The problem: Repeat exactly what runs from the line containing "What data populates" through the last line of the material below. Do not copy the pictures.

Record excerpts:
○ ○ ○ ○
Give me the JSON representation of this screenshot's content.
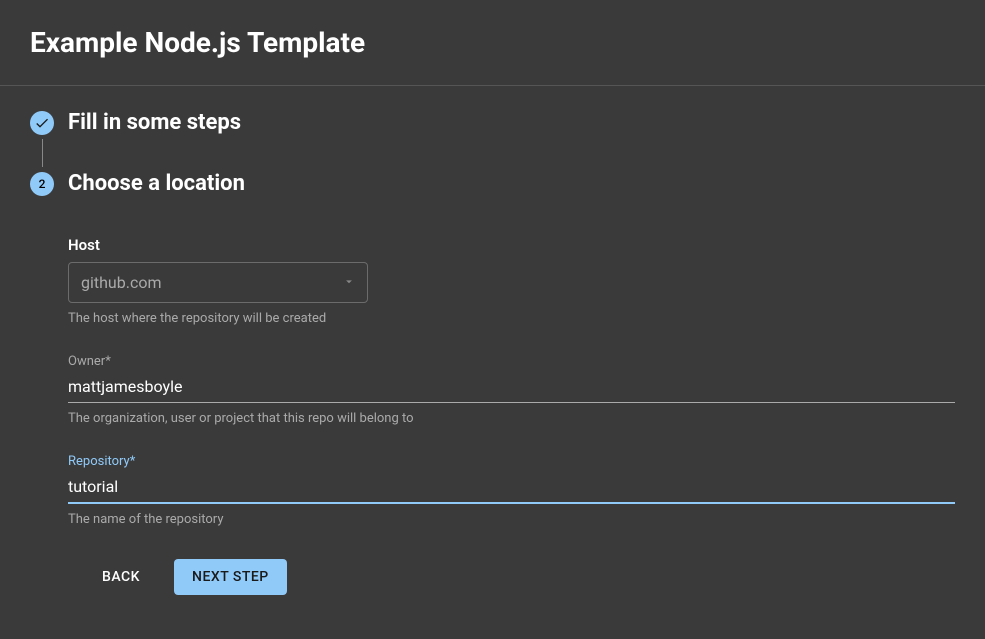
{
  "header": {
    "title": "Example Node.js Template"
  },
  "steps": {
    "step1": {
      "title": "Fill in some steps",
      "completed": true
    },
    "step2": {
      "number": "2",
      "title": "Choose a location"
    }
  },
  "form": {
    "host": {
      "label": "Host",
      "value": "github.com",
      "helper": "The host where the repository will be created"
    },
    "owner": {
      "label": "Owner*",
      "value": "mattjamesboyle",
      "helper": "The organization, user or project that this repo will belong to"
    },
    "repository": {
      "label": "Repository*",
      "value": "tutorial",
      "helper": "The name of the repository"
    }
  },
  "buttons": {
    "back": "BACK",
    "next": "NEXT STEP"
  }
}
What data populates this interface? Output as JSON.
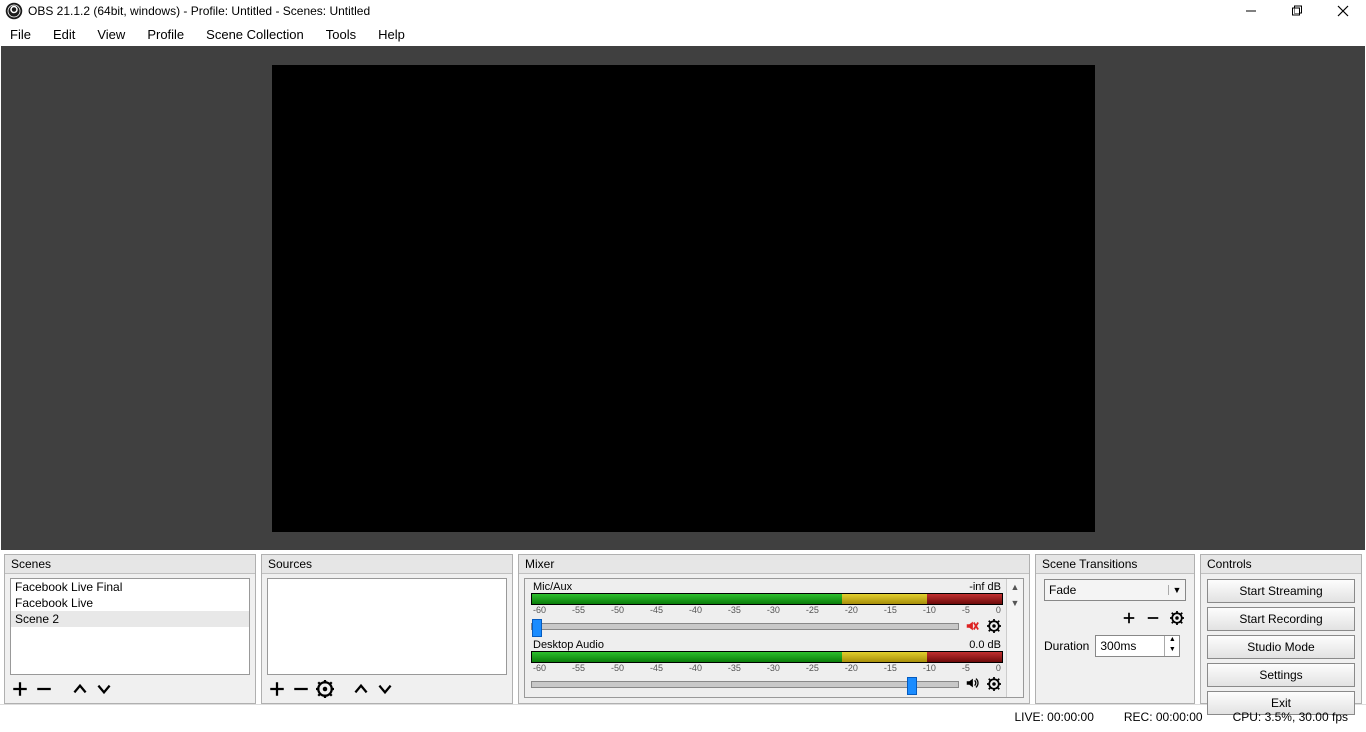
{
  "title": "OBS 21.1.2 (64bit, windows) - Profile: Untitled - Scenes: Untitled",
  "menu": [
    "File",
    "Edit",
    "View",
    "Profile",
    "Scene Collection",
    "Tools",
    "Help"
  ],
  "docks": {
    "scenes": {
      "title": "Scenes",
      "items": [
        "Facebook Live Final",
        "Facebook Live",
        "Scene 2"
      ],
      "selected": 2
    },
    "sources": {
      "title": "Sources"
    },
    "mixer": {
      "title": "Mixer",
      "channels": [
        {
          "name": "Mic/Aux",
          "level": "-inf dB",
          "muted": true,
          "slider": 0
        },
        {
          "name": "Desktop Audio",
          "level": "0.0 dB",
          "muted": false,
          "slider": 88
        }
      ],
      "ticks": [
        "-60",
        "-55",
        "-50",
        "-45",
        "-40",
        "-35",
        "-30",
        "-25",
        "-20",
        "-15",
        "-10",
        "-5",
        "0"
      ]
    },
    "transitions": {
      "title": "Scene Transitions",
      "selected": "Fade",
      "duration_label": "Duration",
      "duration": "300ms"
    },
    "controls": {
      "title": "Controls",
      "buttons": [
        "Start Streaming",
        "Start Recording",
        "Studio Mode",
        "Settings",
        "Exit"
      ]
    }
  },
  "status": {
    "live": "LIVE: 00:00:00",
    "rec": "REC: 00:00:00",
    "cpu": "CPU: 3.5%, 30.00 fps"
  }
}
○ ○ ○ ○
Your solution:
What data populates this interface? Output as JSON.
{
  "title": "OBS 21.1.2 (64bit, windows) - Profile: Untitled - Scenes: Untitled",
  "menu": [
    "File",
    "Edit",
    "View",
    "Profile",
    "Scene Collection",
    "Tools",
    "Help"
  ],
  "docks": {
    "scenes": {
      "title": "Scenes",
      "items": [
        "Facebook Live Final",
        "Facebook Live",
        "Scene 2"
      ],
      "selected": 2
    },
    "sources": {
      "title": "Sources"
    },
    "mixer": {
      "title": "Mixer",
      "channels": [
        {
          "name": "Mic/Aux",
          "level": "-inf dB",
          "muted": true,
          "slider": 0
        },
        {
          "name": "Desktop Audio",
          "level": "0.0 dB",
          "muted": false,
          "slider": 88
        }
      ],
      "ticks": [
        "-60",
        "-55",
        "-50",
        "-45",
        "-40",
        "-35",
        "-30",
        "-25",
        "-20",
        "-15",
        "-10",
        "-5",
        "0"
      ]
    },
    "transitions": {
      "title": "Scene Transitions",
      "selected": "Fade",
      "duration_label": "Duration",
      "duration": "300ms"
    },
    "controls": {
      "title": "Controls",
      "buttons": [
        "Start Streaming",
        "Start Recording",
        "Studio Mode",
        "Settings",
        "Exit"
      ]
    }
  },
  "status": {
    "live": "LIVE: 00:00:00",
    "rec": "REC: 00:00:00",
    "cpu": "CPU: 3.5%, 30.00 fps"
  }
}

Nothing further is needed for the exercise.